Hepatitis B in Pregnancy

Hepatitis B is a DNA virus that can be found in the blood, semen, vaginal fluids and saliva. HBV can cause liver damage (cirrhosis), liver cancer and even death. It is spread by:

  • Touching an object that has the virus on it (the virus can live for 7 days on surfaces).

  • Infected blood.

  • Body fluids.

  • Sexual intercourse.

  • Infected needles.

  • Childbirth.

People infected with HBV can spread the disease to others even if they are not sick.

All pregnant women should be tested for HBV even if they do not have symptoms. It is safe to give the HBV vaccine to a pregnant woman. They can pass the virus on to the baby at delivery. Women infected with HBV can also cause medical problems for herself. Pregnant women infected with HBV in the first trimester have a higher risk of loosing their baby (miscarriage).

Long-term (chronic) infection of the HBV is seen more often in babies and children. Infected babies have a high chance of being carriers of HBV and can pass the virus on to others. These babies also are at risk of dying from cirrhosis of the liver when they are adults.


People infected with HBV can infect others by contact with or through:

  • Poor hygiene.

  • Infected blood.

  • Infected needles.

  • Body fluids.

  • Sexual intercourse.

  • Childbirth.


  • Weakness.

  • Tiredness.

  • Feeling sick to your stomach (nausea).

  • Loss of hunger (appetite).

  • Pain in the liver area (upper abdomen and stomach area).

  • Muscles pains.

  • Dark urine (brownish).

  • Gray or very light color stool.

  • Eyes and skin become yellow (jaundice).

  • Symptoms of severe hepatitis may cause blood clotting problems and damage to brain cells (encephalopathy).


HBV is diagnosed when a blood test for the virus is positive. If the test is positive, your caregiver will do more blood tests to see if your liver is infected with the virus. Family members and people you have been in contact with should also be tested for the HBV.


  • All pregnant women who are HBV negative should get the HBV vaccine.

  • Anyone exposed to the HBV should get a Hepatitis B Immune Globulin (HBIG) and the HBV vaccine.

  • Pregnant women who have HBV should get the HBIG vaccine in the third trimester. This will protect the baby at birth.

  • Pregnant women who have HBV should have their newborn get the HBG vaccine within 12 hours of birth and the first dose of the HBV vaccine.

  • Pregnant women who do not have HBV should have their newborn get the first dose of the HBV vaccine before leaving the hospital. This will prevent the baby from getting HBV.

  • All newborns, children and teenagers who have not received the HBV vaccine should get it.

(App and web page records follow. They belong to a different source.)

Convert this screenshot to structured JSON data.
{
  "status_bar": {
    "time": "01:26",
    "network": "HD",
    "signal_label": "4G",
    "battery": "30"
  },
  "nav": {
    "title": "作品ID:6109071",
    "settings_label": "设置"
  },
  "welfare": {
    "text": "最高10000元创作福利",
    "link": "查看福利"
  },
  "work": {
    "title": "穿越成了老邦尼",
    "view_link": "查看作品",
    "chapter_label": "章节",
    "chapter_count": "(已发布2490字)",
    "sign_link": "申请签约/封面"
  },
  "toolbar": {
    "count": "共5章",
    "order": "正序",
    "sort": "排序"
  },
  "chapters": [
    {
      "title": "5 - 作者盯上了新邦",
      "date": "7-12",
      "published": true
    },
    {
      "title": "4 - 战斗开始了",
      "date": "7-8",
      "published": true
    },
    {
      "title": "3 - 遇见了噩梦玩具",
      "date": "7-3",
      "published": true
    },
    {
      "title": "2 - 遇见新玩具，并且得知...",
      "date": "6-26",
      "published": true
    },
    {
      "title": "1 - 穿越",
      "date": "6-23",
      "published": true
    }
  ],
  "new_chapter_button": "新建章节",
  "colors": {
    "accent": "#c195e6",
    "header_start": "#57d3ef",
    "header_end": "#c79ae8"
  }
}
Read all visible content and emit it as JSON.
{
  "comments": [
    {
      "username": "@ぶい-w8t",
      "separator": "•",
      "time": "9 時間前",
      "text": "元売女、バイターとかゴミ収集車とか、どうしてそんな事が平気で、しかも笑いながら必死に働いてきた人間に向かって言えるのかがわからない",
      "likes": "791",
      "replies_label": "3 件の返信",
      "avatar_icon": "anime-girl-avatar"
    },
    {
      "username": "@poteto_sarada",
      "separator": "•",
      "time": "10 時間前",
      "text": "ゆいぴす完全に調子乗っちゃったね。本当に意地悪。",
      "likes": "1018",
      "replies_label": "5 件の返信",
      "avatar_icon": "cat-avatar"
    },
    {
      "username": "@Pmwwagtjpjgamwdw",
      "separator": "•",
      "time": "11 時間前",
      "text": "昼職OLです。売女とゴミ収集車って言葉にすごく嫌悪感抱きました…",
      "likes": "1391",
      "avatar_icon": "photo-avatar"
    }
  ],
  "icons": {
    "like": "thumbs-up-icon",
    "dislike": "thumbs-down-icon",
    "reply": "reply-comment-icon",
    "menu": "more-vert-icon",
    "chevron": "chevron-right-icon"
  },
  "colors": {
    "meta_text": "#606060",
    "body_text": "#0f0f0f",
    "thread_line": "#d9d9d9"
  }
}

  • Wash your hands with hot water and soap after a using the toilet, changing the baby and before cooking and feeding the baby.

The HBV vaccine is made from only a part of the hepatitis B virus. Therefore, it does not cause an infection. It is usually given in 3 or 4 separate injections. Soreness at the site of injection and a mild fever (99.9° F [37.7° C] or a little bit higher) may happen. Serious problems are very rare.


  • Health care workers, especially those exposed to blood.

  • People using and injecting illegal drugs.

  • People having unprotected sexual intercourse or have many partners.

  • Sex partners with one of the partners with the HBV.

  • Nursing home workers (or home for the disabled).

  • People with chronic liver or kidney disease (dialysis patients).

  • People who travel to foreign countries where there are high rates of HBV.

  • Prisoners.

  • Homosexuals.


  • Anyone allergic to baker's yeast or other ingredients in the vaccine.

  • If you had an allergic reaction to a past HBV vaccine dose.

  • If you have any illness at the time of the vaccine injection.


  • If you have never been tested for HBV or received the HBV vaccine, you should do it as soon as possible.

  • Tell your caregiver if you have any allergies before getting the HBV vaccine.

  • Do not have unprotected sexual intercourse.

  • Do not take and inject illegal drugs.

  • Only take over-the-counter pain medication for pain, discomfort or fever as directed by your caregiver.


  • You think you have been exposed to the HBV.

  • You think you are having an allergic reaction to the vaccine.

  • You develop a fever of 102° F (38.9° C) or higher.

  • You skin and eyes start looking yellow (jaundiced).

  • You have dark brown urine.

  • You have gray or very light colored stool.

  • You have upper abdominal pain (liver and stomach area).

  • You feel sick to your stomach (nausea), weak and do not feel like eating.

Any severe allergic reaction to the vaccine should be reported by your caregiver or by you to the Vaccine Adverse Event Reporting System (VAERS) by calling 1-800-822-7967 or on the web site, www.vaers.hhs.gov.